▶ _Records provided_:
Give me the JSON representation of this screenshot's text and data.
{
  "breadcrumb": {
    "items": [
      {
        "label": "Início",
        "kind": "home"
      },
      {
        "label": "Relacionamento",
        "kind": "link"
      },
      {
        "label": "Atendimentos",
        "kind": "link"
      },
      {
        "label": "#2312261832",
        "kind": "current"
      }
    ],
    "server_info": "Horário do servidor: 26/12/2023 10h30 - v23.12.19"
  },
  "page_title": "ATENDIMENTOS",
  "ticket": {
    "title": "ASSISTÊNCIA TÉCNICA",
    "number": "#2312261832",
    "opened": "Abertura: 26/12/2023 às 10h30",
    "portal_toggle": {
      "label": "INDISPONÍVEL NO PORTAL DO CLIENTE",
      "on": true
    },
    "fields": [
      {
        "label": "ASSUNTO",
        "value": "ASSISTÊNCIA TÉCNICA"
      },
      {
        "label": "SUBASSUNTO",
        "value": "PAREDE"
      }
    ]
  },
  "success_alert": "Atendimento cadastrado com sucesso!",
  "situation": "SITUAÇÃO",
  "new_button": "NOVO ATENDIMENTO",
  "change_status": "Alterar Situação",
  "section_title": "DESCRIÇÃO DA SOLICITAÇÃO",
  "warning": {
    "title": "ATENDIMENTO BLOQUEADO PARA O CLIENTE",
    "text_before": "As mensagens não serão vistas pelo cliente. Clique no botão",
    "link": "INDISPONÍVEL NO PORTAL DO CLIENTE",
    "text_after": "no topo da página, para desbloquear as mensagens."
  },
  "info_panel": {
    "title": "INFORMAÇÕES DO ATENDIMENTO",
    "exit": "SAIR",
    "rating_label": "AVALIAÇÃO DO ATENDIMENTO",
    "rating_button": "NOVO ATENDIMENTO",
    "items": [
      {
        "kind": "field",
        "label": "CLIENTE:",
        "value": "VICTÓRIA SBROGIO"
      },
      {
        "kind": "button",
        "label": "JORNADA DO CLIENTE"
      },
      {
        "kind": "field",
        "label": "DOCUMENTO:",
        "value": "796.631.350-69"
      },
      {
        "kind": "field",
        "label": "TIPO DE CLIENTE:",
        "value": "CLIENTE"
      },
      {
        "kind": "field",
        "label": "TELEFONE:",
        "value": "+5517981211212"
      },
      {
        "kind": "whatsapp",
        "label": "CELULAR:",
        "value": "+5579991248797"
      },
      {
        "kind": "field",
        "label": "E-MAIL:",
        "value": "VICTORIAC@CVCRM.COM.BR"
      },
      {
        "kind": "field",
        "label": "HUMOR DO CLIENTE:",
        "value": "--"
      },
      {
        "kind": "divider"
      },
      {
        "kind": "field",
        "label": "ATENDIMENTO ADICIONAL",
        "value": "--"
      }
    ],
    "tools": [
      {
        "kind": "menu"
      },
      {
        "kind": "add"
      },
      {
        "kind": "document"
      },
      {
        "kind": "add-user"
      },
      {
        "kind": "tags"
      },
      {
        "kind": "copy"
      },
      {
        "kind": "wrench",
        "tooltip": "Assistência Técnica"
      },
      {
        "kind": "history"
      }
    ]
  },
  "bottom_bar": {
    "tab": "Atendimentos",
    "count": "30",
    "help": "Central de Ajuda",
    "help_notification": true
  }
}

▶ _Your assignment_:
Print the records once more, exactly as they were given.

▶ _Solution to the exercise_:
Give me the JSON representation of this screenshot's text and data.
{
  "breadcrumb": {
    "items": [
      {
        "label": "Início",
        "kind": "home"
      },
      {
        "label": "Relacionamento",
        "kind": "link"
      },
      {
        "label": "Atendimentos",
        "kind": "link"
      },
      {
        "label": "#2312261832",
        "kind": "current"
      }
    ],
    "server_info": "Horário do servidor: 26/12/2023 10h30 - v23.12.19"
  },
  "page_title": "ATENDIMENTOS",
  "ticket": {
    "title": "ASSISTÊNCIA TÉCNICA",
    "number": "#2312261832",
    "opened": "Abertura: 26/12/2023 às 10h30",
    "portal_toggle": {
      "label": "INDISPONÍVEL NO PORTAL DO CLIENTE",
      "on": true
    },
    "fields": [
      {
        "label": "ASSUNTO",
        "value": "ASSISTÊNCIA TÉCNICA"
      },
      {
        "label": "SUBASSUNTO",
        "value": "PAREDE"
      }
    ]
  },
  "success_alert": "Atendimento cadastrado com sucesso!",
  "situation": "SITUAÇÃO",
  "new_button": "NOVO ATENDIMENTO",
  "change_status": "Alterar Situação",
  "section_title": "DESCRIÇÃO DA SOLICITAÇÃO",
  "warning": {
    "title": "ATENDIMENTO BLOQUEADO PARA O CLIENTE",
    "text_before": "As mensagens não serão vistas pelo cliente. Clique no botão",
    "link": "INDISPONÍVEL NO PORTAL DO CLIENTE",
    "text_after": "no topo da página, para desbloquear as mensagens."
  },
  "info_panel": {
    "title": "INFORMAÇÕES DO ATENDIMENTO",
    "exit": "SAIR",
    "rating_label": "AVALIAÇÃO DO ATENDIMENTO",
    "rating_button": "NOVO ATENDIMENTO",
    "items": [
      {
        "kind": "field",
        "label": "CLIENTE:",
        "value": "VICTÓRIA SBROGIO"
      },
      {
        "kind": "button",
        "label": "JORNADA DO CLIENTE"
      },
      {
        "kind": "field",
        "label": "DOCUMENTO:",
        "value": "796.631.350-69"
      },
      {
        "kind": "field",
        "label": "TIPO DE CLIENTE:",
        "value": "CLIENTE"
      },
      {
        "kind": "field",
        "label": "TELEFONE:",
        "value": "+5517981211212"
      },
      {
        "kind": "whatsapp",
        "label": "CELULAR:",
        "value": "+5579991248797"
      },
      {
        "kind": "field",
        "label": "E-MAIL:",
        "value": "VICTORIAC@CVCRM.COM.BR"
      },
      {
        "kind": "field",
        "label": "HUMOR DO CLIENTE:",
        "value": "--"
      },
      {
        "kind": "divider"
      },
      {
        "kind": "field",
        "label": "ATENDIMENTO ADICIONAL",
        "value": "--"
      }
    ],
    "tools": [
      {
        "kind": "menu"
      },
      {
        "kind": "add"
      },
      {
        "kind": "document"
      },
      {
        "kind": "add-user"
      },
      {
        "kind": "tags"
      },
      {
        "kind": "copy"
      },
      {
        "kind": "wrench",
        "tooltip": "Assistência Técnica"
      },
      {
        "kind": "history"
      }
    ]
  },
  "bottom_bar": {
    "tab": "Atendimentos",
    "count": "30",
    "help": "Central de Ajuda",
    "help_notification": true
  }
}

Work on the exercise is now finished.